**What is needed:**
Scan the data. Collect each line that contains the word "this".

**Information provided:**
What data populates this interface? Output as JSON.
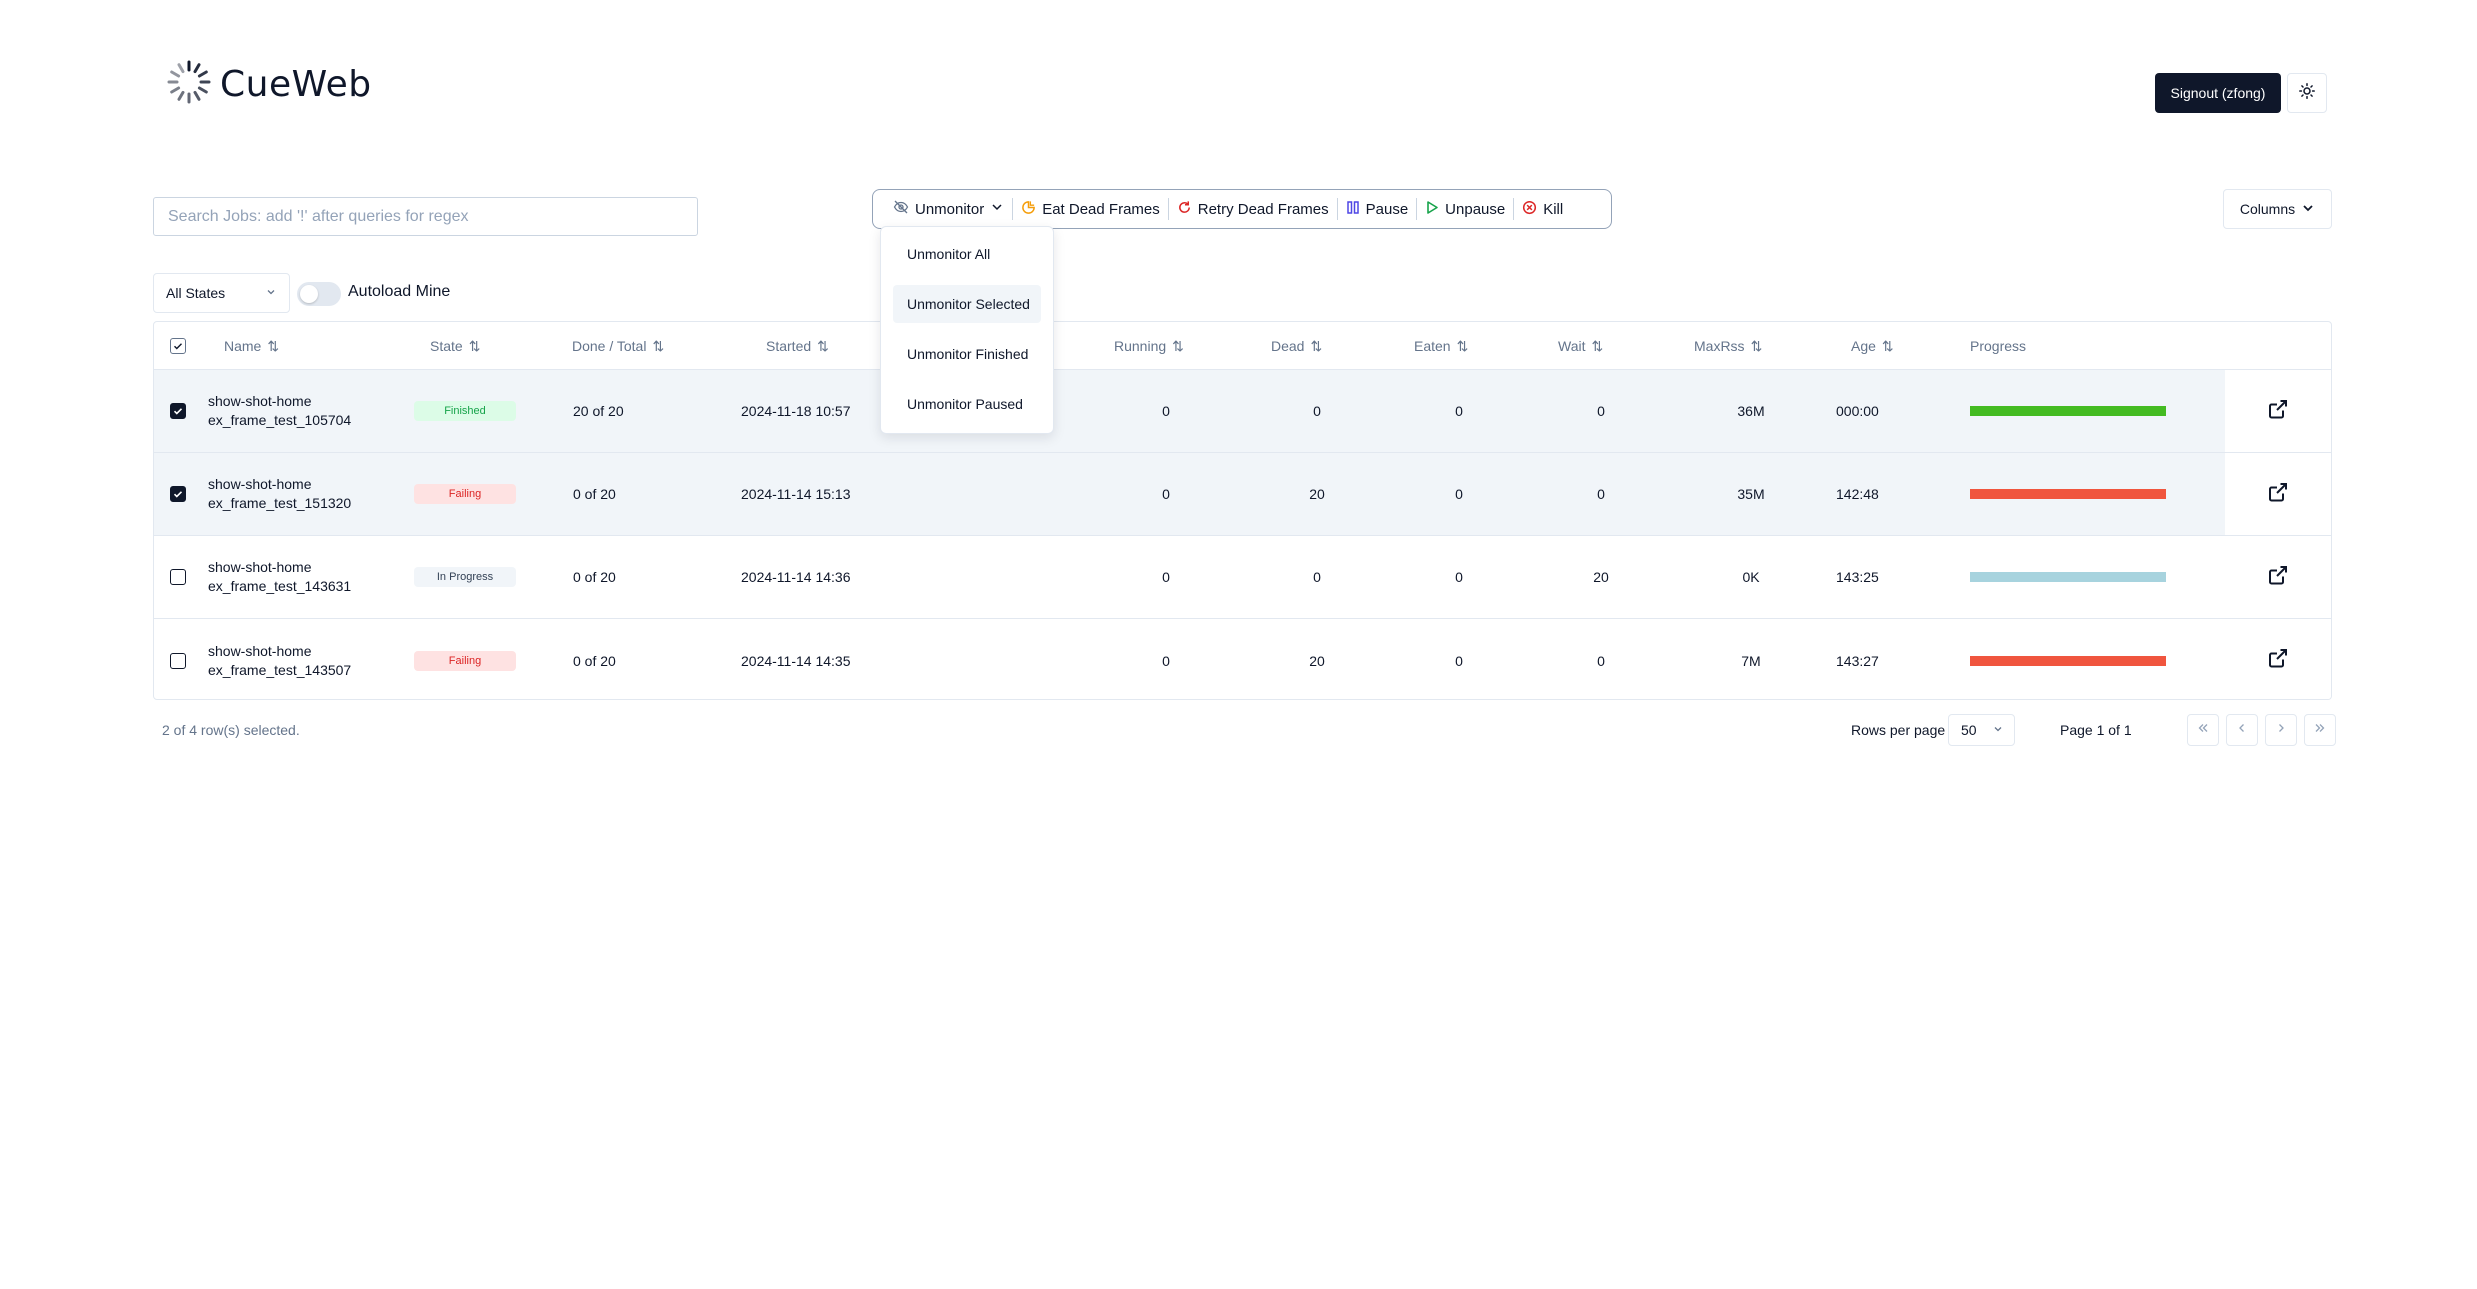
{
  "app": {
    "name": "CueWeb"
  },
  "header": {
    "signout_label": "Signout (zfong)",
    "theme_icon": "sun-icon"
  },
  "search": {
    "placeholder": "Search Jobs: add '!' after queries for regex",
    "value": ""
  },
  "toolbar": {
    "unmonitor_label": "Unmonitor",
    "eat_dead_label": "Eat Dead Frames",
    "retry_dead_label": "Retry Dead Frames",
    "pause_label": "Pause",
    "unpause_label": "Unpause",
    "kill_label": "Kill",
    "columns_label": "Columns",
    "colors": {
      "eat": "#f59e0b",
      "retry": "#dc2626",
      "pause": "#4f46e5",
      "unpause": "#16a34a",
      "kill": "#dc2626"
    }
  },
  "unmonitor_menu": {
    "items": [
      "Unmonitor All",
      "Unmonitor Selected",
      "Unmonitor Finished",
      "Unmonitor Paused"
    ],
    "highlighted": "Unmonitor Selected"
  },
  "filters": {
    "state_selected": "All States",
    "autoload_label": "Autoload Mine",
    "autoload_on": false
  },
  "table": {
    "columns": [
      "Name",
      "State",
      "Done / Total",
      "Started",
      "Running",
      "Dead",
      "Eaten",
      "Wait",
      "MaxRss",
      "Age",
      "Progress"
    ],
    "rows": [
      {
        "selected": true,
        "name1": "show-shot-home",
        "name2": "ex_frame_test_105704",
        "state": "Finished",
        "done_total": "20 of 20",
        "started": "2024-11-18 10:57",
        "running": "0",
        "dead": "0",
        "eaten": "0",
        "wait": "0",
        "maxrss": "36M",
        "age": "000:00",
        "progress_color": "#44bb22"
      },
      {
        "selected": true,
        "name1": "show-shot-home",
        "name2": "ex_frame_test_151320",
        "state": "Failing",
        "done_total": "0 of 20",
        "started": "2024-11-14 15:13",
        "running": "0",
        "dead": "20",
        "eaten": "0",
        "wait": "0",
        "maxrss": "35M",
        "age": "142:48",
        "progress_color": "#f0553e"
      },
      {
        "selected": false,
        "name1": "show-shot-home",
        "name2": "ex_frame_test_143631",
        "state": "In Progress",
        "done_total": "0 of 20",
        "started": "2024-11-14 14:36",
        "running": "0",
        "dead": "0",
        "eaten": "0",
        "wait": "20",
        "maxrss": "0K",
        "age": "143:25",
        "progress_color": "#a7d3de"
      },
      {
        "selected": false,
        "name1": "show-shot-home",
        "name2": "ex_frame_test_143507",
        "state": "Failing",
        "done_total": "0 of 20",
        "started": "2024-11-14 14:35",
        "running": "0",
        "dead": "20",
        "eaten": "0",
        "wait": "0",
        "maxrss": "7M",
        "age": "143:27",
        "progress_color": "#f0553e"
      }
    ],
    "state_colors": {
      "Finished": {
        "bg": "#dcfce7",
        "fg": "#16a34a"
      },
      "Failing": {
        "bg": "#fee2e2",
        "fg": "#dc2626"
      },
      "In Progress": {
        "bg": "#f1f5f9",
        "fg": "#334155"
      }
    }
  },
  "footer": {
    "selected_text": "2 of 4 row(s) selected.",
    "rows_per_page_label": "Rows per page",
    "rows_per_page_value": "50",
    "page_text": "Page 1 of 1"
  }
}
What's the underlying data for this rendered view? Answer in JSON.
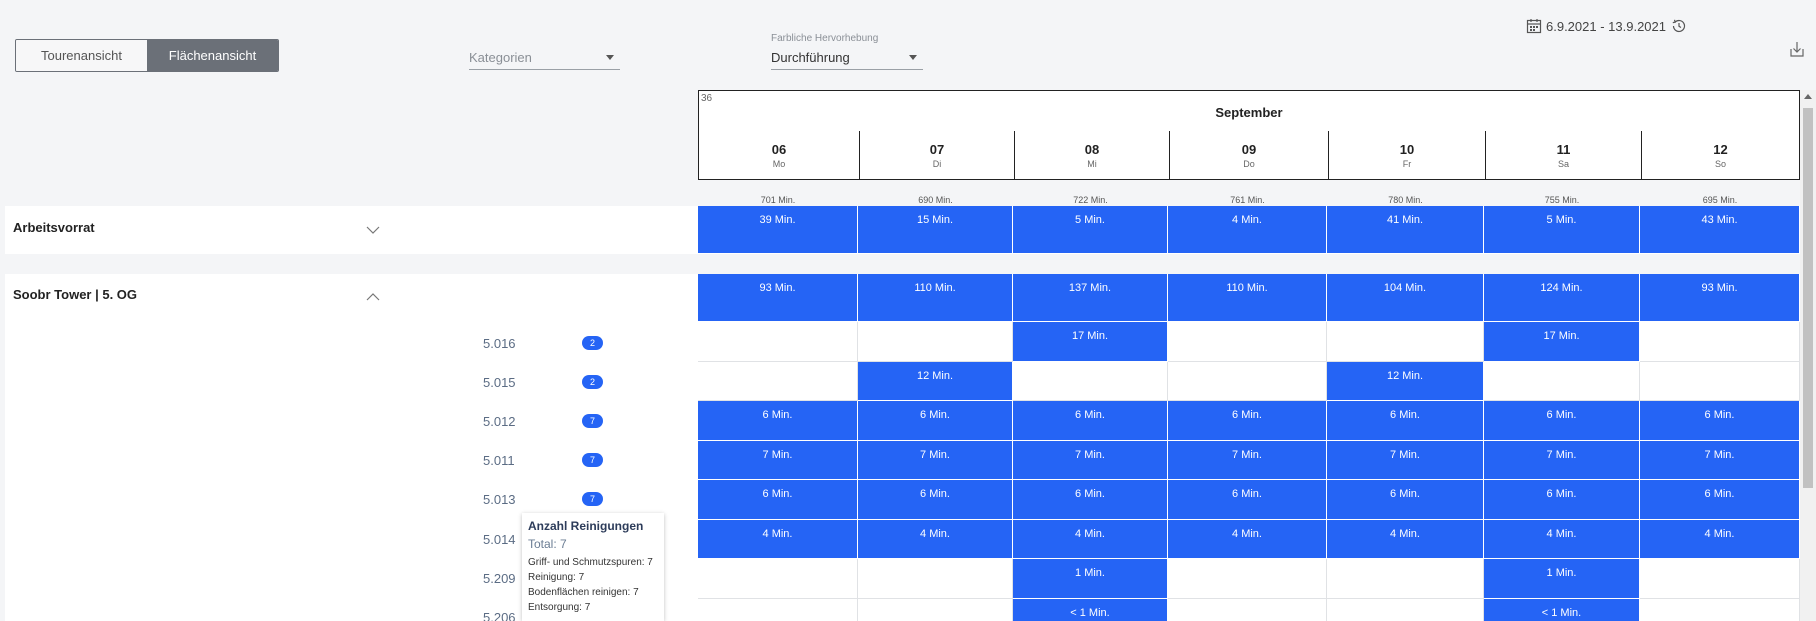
{
  "toolbar": {
    "view_tabs": [
      "Tourenansicht",
      "Flächenansicht"
    ],
    "active_view": "Flächenansicht",
    "kategorien_placeholder": "Kategorien",
    "highlight_label": "Farbliche Hervorhebung",
    "highlight_value": "Durchführung",
    "date_range": "6.9.2021 - 13.9.2021"
  },
  "calendar": {
    "week_number": "36",
    "month": "September",
    "days": [
      {
        "num": "06",
        "wd": "Mo",
        "total": "701 Min."
      },
      {
        "num": "07",
        "wd": "Di",
        "total": "690 Min."
      },
      {
        "num": "08",
        "wd": "Mi",
        "total": "722 Min."
      },
      {
        "num": "09",
        "wd": "Do",
        "total": "761 Min."
      },
      {
        "num": "10",
        "wd": "Fr",
        "total": "780 Min."
      },
      {
        "num": "11",
        "wd": "Sa",
        "total": "755 Min."
      },
      {
        "num": "12",
        "wd": "So",
        "total": "695 Min."
      }
    ]
  },
  "groups": [
    {
      "label": "Arbeitsvorrat",
      "expanded": false,
      "cells": [
        "39 Min.",
        "15 Min.",
        "5 Min.",
        "4 Min.",
        "41 Min.",
        "5 Min.",
        "43 Min."
      ]
    },
    {
      "label": "Soobr Tower | 5. OG",
      "expanded": true,
      "cells": [
        "93 Min.",
        "110 Min.",
        "137 Min.",
        "110 Min.",
        "104 Min.",
        "124 Min.",
        "93 Min."
      ]
    }
  ],
  "rooms": [
    {
      "label": "5.016",
      "badge": "2",
      "cells": [
        "",
        "",
        "17 Min.",
        "",
        "",
        "17 Min.",
        ""
      ]
    },
    {
      "label": "5.015",
      "badge": "2",
      "cells": [
        "",
        "12 Min.",
        "",
        "",
        "12 Min.",
        "",
        ""
      ]
    },
    {
      "label": "5.012",
      "badge": "7",
      "cells": [
        "6 Min.",
        "6 Min.",
        "6 Min.",
        "6 Min.",
        "6 Min.",
        "6 Min.",
        "6 Min."
      ]
    },
    {
      "label": "5.011",
      "badge": "7",
      "cells": [
        "7 Min.",
        "7 Min.",
        "7 Min.",
        "7 Min.",
        "7 Min.",
        "7 Min.",
        "7 Min."
      ]
    },
    {
      "label": "5.013",
      "badge": "7",
      "cells": [
        "6 Min.",
        "6 Min.",
        "6 Min.",
        "6 Min.",
        "6 Min.",
        "6 Min.",
        "6 Min."
      ]
    },
    {
      "label": "5.014",
      "badge": "",
      "cells": [
        "4 Min.",
        "4 Min.",
        "4 Min.",
        "4 Min.",
        "4 Min.",
        "4 Min.",
        "4 Min."
      ]
    },
    {
      "label": "5.209",
      "badge": "",
      "cells": [
        "",
        "",
        "1 Min.",
        "",
        "",
        "1 Min.",
        ""
      ]
    },
    {
      "label": "5.206",
      "badge": "",
      "cells": [
        "",
        "",
        "< 1 Min.",
        "",
        "",
        "< 1 Min.",
        ""
      ]
    }
  ],
  "tooltip": {
    "title": "Anzahl Reinigungen",
    "total": "Total: 7",
    "lines": [
      "Griff- und Schmutzspuren: 7",
      "Reinigung: 7",
      "Bodenflächen reinigen: 7",
      "Entsorgung: 7"
    ]
  },
  "colors": {
    "accent": "#2564f5",
    "segment_active": "#6b7078"
  }
}
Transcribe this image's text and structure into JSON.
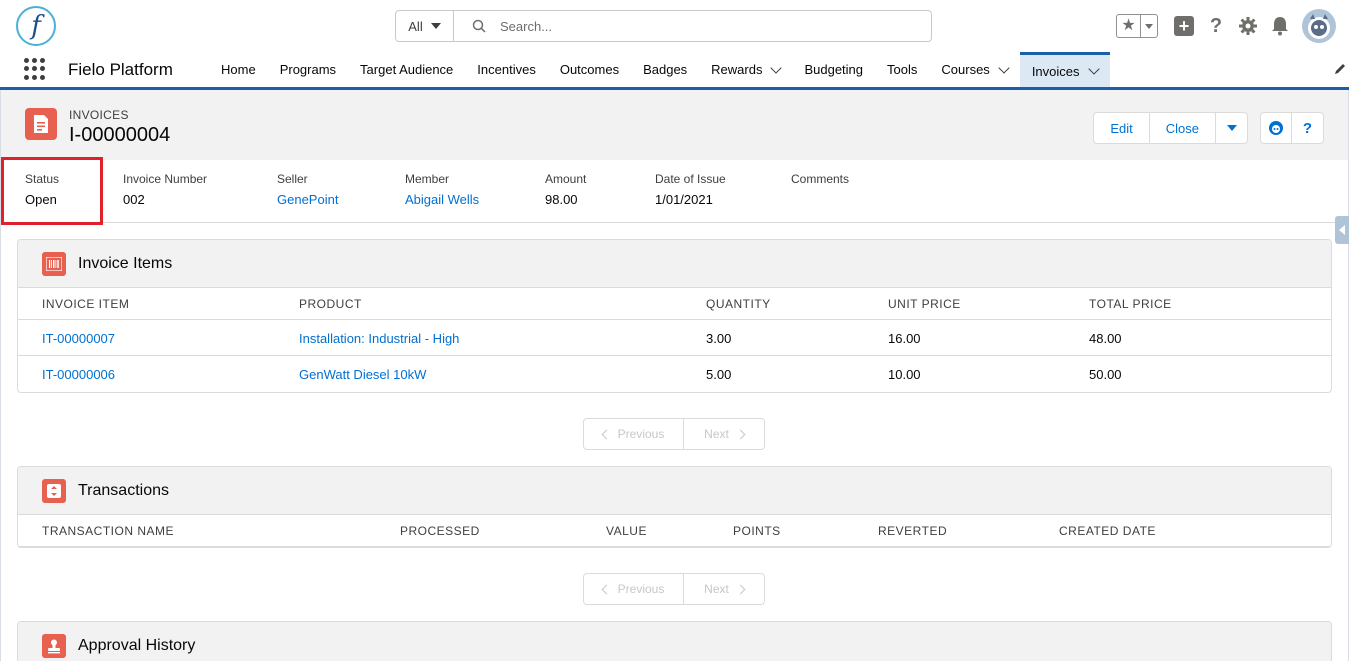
{
  "app": {
    "name": "Fielo Platform",
    "logo_letter": "f"
  },
  "search": {
    "scope": "All",
    "placeholder": "Search..."
  },
  "nav": {
    "items": [
      {
        "label": "Home",
        "dropdown": false
      },
      {
        "label": "Programs",
        "dropdown": false
      },
      {
        "label": "Target Audience",
        "dropdown": false
      },
      {
        "label": "Incentives",
        "dropdown": false
      },
      {
        "label": "Outcomes",
        "dropdown": false
      },
      {
        "label": "Badges",
        "dropdown": false
      },
      {
        "label": "Rewards",
        "dropdown": true
      },
      {
        "label": "Budgeting",
        "dropdown": false
      },
      {
        "label": "Tools",
        "dropdown": false
      },
      {
        "label": "Courses",
        "dropdown": true
      },
      {
        "label": "Invoices",
        "dropdown": true,
        "active": true
      }
    ]
  },
  "record": {
    "type_label": "INVOICES",
    "title": "I-00000004",
    "actions": {
      "edit": "Edit",
      "close": "Close"
    },
    "help": "?"
  },
  "highlights": {
    "status": {
      "label": "Status",
      "value": "Open"
    },
    "invoice_number": {
      "label": "Invoice Number",
      "value": "002"
    },
    "seller": {
      "label": "Seller",
      "value": "GenePoint"
    },
    "member": {
      "label": "Member",
      "value": "Abigail Wells"
    },
    "amount": {
      "label": "Amount",
      "value": "98.00"
    },
    "date_of_issue": {
      "label": "Date of Issue",
      "value": "1/01/2021"
    },
    "comments": {
      "label": "Comments",
      "value": ""
    }
  },
  "invoice_items": {
    "title": "Invoice Items",
    "columns": [
      "INVOICE ITEM",
      "PRODUCT",
      "QUANTITY",
      "UNIT PRICE",
      "TOTAL PRICE"
    ],
    "rows": [
      {
        "item": "IT-00000007",
        "product": "Installation: Industrial - High",
        "quantity": "3.00",
        "unit_price": "16.00",
        "total_price": "48.00"
      },
      {
        "item": "IT-00000006",
        "product": "GenWatt Diesel 10kW",
        "quantity": "5.00",
        "unit_price": "10.00",
        "total_price": "50.00"
      }
    ],
    "pager": {
      "previous": "Previous",
      "next": "Next"
    }
  },
  "transactions": {
    "title": "Transactions",
    "columns": [
      "TRANSACTION NAME",
      "PROCESSED",
      "VALUE",
      "POINTS",
      "REVERTED",
      "CREATED DATE"
    ],
    "pager": {
      "previous": "Previous",
      "next": "Next"
    }
  },
  "approval_history": {
    "title": "Approval History"
  },
  "colors": {
    "brand": "#1b5fa7",
    "link": "#0070d2",
    "record_icon": "#e8604f",
    "highlight_box": "#e0202a"
  }
}
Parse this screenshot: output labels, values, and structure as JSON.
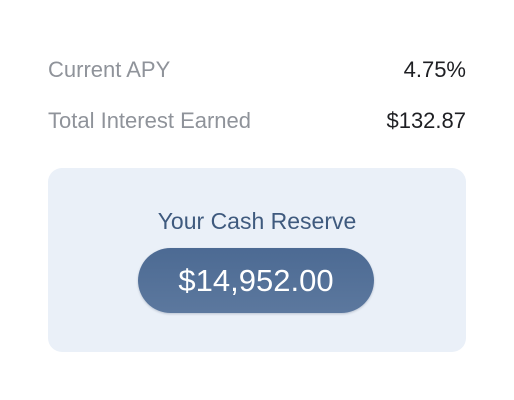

**Reply to the exercise:**
What data populates this interface? Output as JSON.
What's the underlying data for this rendered view? Answer in JSON.
Transcribe this image's text and structure into JSON.
Parse this screenshot: output labels, values, and structure as JSON.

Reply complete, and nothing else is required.